Last Updated on April 18, 2022 by Krunal Shah
What is voltage unbalance?
At most basic, voltage unbalance is the condition when the voltages in all three-phases are not equal. The voltages altogether three-phases ought to have a similar amplitude and phase-shifted by 120° one another. Voltage unbalance occurs if any of these two conditions not meet.
However, voltages are seldom perfectly balanced between the phases but they should not be excessive.
What causes voltage unbalance?
Voltage unbalance can be from three different sources,
- The utility.
- The factory where motors are running.
- The motor itself.
Reasons for voltage unbalance due to the utility are:
- Lack of symmetry in a transmission line.
- Large single-phase loads (for example arc furnaces, welding machines, etc.).
- Faulty power factor correction capacitor bank.
- Open-delta transformer.
- Open-delta voltage regulator.
- Unbalance single-phase load distribution among the three phases.
Reasons of voltage unbalance due to factory or facility or plant:
- Mismatched transformer taps.
- Unbalance single-phase load distribution among the three phases within the factory.
Causes of voltage unbalance due to the motor itself are:
- Irregular impedance due to resistive and inductive imbalance can cause voltage and current unbalance.
- Improper or damaged power circuit connections and motor leads contacts.
- Rotor and stator winding.
Standards for Voltage Unbalance
Commonly three different standards have gain popularity in defining the limits of voltage unbalance. Unfortunately, all of them have variations in limiting values for voltage unbalance.
The IEC 61000-3-x series give limits for unbalance voltage by <2% for LV and MV system. For the HV system, the given limit for unbalance voltage is <1%.
American National Standard ANSI C84.1 recommends that the power system should be designed such that the maximum voltage unbalance should not exceed more than 3%.
Above all mentioned standards and their recommended limits for voltage unbalance, NEMA MG-1-2016 is very stringent. Its recommended limit for the maximum allowed voltage unbalance is 1%. This is very hard to achieve for power utilities and facilities.
Further NEMA MG-1-2016 states that 1% of voltage unbalance can create 6-10% of current unbalance.
This discrepancy brings confusion among power utilities, customers, and motor manufacturers. However, if utilities and motor manufacturers mention the standards they follow, confusion can be avoided. Customers can also make careful consideration to avoid confusion.
What are the effects of voltage unbalance?
NEMA tells that voltage unbalance creates extremely high current unbalance.
- Voltage-unbalance leads to an increase in the temperature rise of the induction motor. This results in premature aging of the motor.
- Synchronous generators can also suffer from excessive heat.

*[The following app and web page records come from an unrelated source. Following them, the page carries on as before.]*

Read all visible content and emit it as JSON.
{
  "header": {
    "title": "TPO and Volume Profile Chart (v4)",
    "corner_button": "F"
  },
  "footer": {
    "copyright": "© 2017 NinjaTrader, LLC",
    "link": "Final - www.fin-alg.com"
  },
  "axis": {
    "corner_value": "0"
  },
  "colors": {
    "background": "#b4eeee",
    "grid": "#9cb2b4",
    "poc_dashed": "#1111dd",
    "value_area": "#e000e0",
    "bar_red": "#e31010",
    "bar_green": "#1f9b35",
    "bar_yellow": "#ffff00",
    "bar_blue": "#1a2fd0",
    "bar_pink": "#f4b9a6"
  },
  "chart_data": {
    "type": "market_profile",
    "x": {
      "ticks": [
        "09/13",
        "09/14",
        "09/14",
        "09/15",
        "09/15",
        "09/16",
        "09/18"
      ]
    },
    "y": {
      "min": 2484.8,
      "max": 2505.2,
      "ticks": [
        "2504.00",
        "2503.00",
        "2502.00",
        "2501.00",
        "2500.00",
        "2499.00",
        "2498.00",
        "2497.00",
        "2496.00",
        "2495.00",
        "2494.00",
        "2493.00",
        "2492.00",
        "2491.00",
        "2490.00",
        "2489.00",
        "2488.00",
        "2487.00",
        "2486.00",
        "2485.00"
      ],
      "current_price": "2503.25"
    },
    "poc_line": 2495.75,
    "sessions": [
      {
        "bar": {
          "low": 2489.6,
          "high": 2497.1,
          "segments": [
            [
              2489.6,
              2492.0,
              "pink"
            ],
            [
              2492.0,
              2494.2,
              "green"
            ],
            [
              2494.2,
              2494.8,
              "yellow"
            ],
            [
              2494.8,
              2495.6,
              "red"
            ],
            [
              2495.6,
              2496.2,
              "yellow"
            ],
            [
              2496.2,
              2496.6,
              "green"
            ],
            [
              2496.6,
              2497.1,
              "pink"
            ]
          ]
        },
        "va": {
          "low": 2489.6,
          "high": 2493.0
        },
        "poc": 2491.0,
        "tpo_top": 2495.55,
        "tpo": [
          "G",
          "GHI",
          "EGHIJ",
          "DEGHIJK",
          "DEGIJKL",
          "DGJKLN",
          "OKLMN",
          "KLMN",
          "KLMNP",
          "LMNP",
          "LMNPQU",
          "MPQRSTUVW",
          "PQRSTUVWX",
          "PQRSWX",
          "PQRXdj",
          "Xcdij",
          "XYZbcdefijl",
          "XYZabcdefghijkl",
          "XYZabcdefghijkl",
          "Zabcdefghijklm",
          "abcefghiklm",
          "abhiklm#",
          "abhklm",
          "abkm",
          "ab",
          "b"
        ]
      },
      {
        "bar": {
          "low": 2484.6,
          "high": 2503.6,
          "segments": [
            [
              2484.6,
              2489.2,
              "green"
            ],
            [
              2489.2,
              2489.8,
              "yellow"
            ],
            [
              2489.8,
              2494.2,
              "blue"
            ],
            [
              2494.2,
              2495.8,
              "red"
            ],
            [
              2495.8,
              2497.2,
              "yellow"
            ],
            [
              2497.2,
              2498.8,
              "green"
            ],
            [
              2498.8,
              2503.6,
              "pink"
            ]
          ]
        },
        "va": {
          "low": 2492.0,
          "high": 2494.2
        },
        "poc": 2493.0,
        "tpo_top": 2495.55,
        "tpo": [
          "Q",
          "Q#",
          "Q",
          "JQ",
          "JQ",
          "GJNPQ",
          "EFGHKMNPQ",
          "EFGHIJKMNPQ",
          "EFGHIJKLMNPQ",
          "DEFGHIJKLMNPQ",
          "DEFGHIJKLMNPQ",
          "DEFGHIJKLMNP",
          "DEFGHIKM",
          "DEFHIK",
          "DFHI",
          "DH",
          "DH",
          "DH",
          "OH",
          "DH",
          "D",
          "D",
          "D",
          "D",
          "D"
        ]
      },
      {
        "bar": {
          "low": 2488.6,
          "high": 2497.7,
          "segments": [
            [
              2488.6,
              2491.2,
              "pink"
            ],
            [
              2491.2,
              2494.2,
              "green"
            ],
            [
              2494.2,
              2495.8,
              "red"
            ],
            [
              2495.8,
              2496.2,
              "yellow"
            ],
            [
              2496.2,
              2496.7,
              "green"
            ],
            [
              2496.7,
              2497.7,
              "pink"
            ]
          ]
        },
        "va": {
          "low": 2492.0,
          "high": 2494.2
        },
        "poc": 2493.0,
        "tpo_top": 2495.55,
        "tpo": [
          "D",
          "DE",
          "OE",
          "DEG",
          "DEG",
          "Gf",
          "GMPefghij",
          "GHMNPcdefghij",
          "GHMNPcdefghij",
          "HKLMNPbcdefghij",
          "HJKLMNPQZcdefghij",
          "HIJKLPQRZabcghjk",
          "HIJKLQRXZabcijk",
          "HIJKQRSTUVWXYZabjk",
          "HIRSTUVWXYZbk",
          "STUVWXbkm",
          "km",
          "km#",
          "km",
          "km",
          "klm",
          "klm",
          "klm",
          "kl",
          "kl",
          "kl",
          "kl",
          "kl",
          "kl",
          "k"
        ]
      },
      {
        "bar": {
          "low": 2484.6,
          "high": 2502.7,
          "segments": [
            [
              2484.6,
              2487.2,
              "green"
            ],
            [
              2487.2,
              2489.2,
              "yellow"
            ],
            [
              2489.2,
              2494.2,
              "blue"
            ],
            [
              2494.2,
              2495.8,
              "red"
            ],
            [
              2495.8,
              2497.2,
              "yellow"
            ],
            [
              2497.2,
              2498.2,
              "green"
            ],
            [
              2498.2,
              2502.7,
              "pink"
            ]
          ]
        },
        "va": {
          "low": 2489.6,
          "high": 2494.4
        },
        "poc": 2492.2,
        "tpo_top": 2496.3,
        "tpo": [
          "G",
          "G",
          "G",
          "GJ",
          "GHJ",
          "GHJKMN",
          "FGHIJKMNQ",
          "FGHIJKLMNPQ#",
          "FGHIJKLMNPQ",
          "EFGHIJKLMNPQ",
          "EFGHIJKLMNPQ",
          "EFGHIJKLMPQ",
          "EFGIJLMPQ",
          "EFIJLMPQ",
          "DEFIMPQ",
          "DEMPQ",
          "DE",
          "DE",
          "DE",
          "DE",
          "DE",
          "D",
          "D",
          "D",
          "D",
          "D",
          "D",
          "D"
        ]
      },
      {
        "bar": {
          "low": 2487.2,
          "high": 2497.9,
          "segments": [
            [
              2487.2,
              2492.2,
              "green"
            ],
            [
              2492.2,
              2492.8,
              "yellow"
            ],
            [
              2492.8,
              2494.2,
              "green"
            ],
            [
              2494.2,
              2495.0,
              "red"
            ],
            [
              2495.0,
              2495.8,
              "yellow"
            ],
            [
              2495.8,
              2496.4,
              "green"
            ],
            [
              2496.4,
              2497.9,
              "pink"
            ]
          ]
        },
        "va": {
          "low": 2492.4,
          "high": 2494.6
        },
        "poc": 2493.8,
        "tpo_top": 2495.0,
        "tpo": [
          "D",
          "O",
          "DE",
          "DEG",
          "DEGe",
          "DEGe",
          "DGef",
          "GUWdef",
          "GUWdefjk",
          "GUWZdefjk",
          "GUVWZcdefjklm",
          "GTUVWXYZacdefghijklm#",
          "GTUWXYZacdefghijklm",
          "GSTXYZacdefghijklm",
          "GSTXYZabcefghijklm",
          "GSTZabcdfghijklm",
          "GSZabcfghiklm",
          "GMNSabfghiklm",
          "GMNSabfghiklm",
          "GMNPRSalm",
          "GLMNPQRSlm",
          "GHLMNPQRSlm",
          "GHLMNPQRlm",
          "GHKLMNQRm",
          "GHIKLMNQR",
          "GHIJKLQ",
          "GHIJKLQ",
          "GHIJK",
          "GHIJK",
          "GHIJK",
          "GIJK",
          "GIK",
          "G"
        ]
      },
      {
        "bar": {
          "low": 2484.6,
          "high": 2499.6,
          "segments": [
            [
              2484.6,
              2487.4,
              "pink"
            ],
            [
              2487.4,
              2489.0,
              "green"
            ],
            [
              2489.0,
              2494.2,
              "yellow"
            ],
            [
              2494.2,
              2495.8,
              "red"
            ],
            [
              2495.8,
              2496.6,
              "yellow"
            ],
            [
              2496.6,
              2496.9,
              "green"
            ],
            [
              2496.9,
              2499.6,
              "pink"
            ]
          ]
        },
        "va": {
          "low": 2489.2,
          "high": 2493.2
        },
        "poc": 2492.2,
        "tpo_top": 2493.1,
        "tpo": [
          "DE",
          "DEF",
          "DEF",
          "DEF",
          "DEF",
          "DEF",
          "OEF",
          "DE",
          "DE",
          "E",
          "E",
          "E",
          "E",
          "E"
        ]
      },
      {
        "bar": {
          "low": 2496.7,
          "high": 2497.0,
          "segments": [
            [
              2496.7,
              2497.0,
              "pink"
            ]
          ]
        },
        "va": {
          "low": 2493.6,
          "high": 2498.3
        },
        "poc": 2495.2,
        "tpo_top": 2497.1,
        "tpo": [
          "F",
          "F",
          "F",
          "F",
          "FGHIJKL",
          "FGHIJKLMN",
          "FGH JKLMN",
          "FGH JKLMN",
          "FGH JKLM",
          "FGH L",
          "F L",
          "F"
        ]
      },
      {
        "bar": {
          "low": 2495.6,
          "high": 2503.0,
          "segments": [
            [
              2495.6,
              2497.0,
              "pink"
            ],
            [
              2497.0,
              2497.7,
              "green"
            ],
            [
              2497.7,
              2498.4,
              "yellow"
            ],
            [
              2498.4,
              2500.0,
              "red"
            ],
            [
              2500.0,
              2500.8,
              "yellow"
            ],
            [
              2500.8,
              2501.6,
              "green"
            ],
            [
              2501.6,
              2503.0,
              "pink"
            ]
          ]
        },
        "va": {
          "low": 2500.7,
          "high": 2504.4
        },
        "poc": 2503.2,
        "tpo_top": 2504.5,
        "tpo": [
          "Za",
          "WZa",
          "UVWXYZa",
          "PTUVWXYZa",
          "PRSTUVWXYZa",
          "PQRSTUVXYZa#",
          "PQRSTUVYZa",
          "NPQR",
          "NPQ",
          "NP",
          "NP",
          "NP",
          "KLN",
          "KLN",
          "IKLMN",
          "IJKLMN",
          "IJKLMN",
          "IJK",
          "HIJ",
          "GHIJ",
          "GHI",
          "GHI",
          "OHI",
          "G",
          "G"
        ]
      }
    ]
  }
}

- Transformers, cables, and transmission lines operate with reduced capacity due to voltage unbalance.
- Transformers can also suffer from overheating. Overheating damages the winding and insulation of the transformer.
How to check for voltage unbalance?
It is easy to check for the voltage balance. There are two different approaches to check voltage unbalance.
- First is the manual one. What you have to do is, just measure all three-phase voltages at the motor terminal. Note down it. Take out the average of all measured line-line voltages. The following formula can help you further.
% Voltage Unbalance = (Maximum deviation from average voltage / Average Value) X 100
2. You can use Fluke’s MDA 500 series motor drive analyzers. This will give you real-time data of voltage unbalance.
Consider the standard that your facility follows and check whether the unbalance crossed its allowed limit mentioned in that particular standard.
Also see, How to calculate Voltage Unbalance?
How to eliminate the voltage unbalance?
If you have detected voltage unbalance next is to eliminate it.
- Check the motor terminals for any loose connections or damage to cable lugs.
- Check the power circuit connections of the motor inside the panel.
- If everything is fine with motors then rearrange or redistribute single-phase loads evenly on a three-phase system especially the lighting loads. I have faced a voltage unbalance problem at the construction site due to metal halide lamps. We haven’t distributed lighting loads evenly. After the equal distribution of lights on each phase the problem of voltage unbalance got resolved.
- Check for faulty power factor capacitor bank.
- If still the problem persists then switch off and isolate the load from PCC. This you can only do during shutdown maintenance. Check for the unbalance voltage at the PCC incomer. Doing this will let you know whether the problem is with the transformer or voltage regulator (if you are using it). If it is there, rectify it.
The cost of voltage unbalance is very high if you calculate the energy loss. It is like a leaky faucet; small drips can waste liters of water. Similarly, the problem of voltage unbalance drains your money. It must get rectified.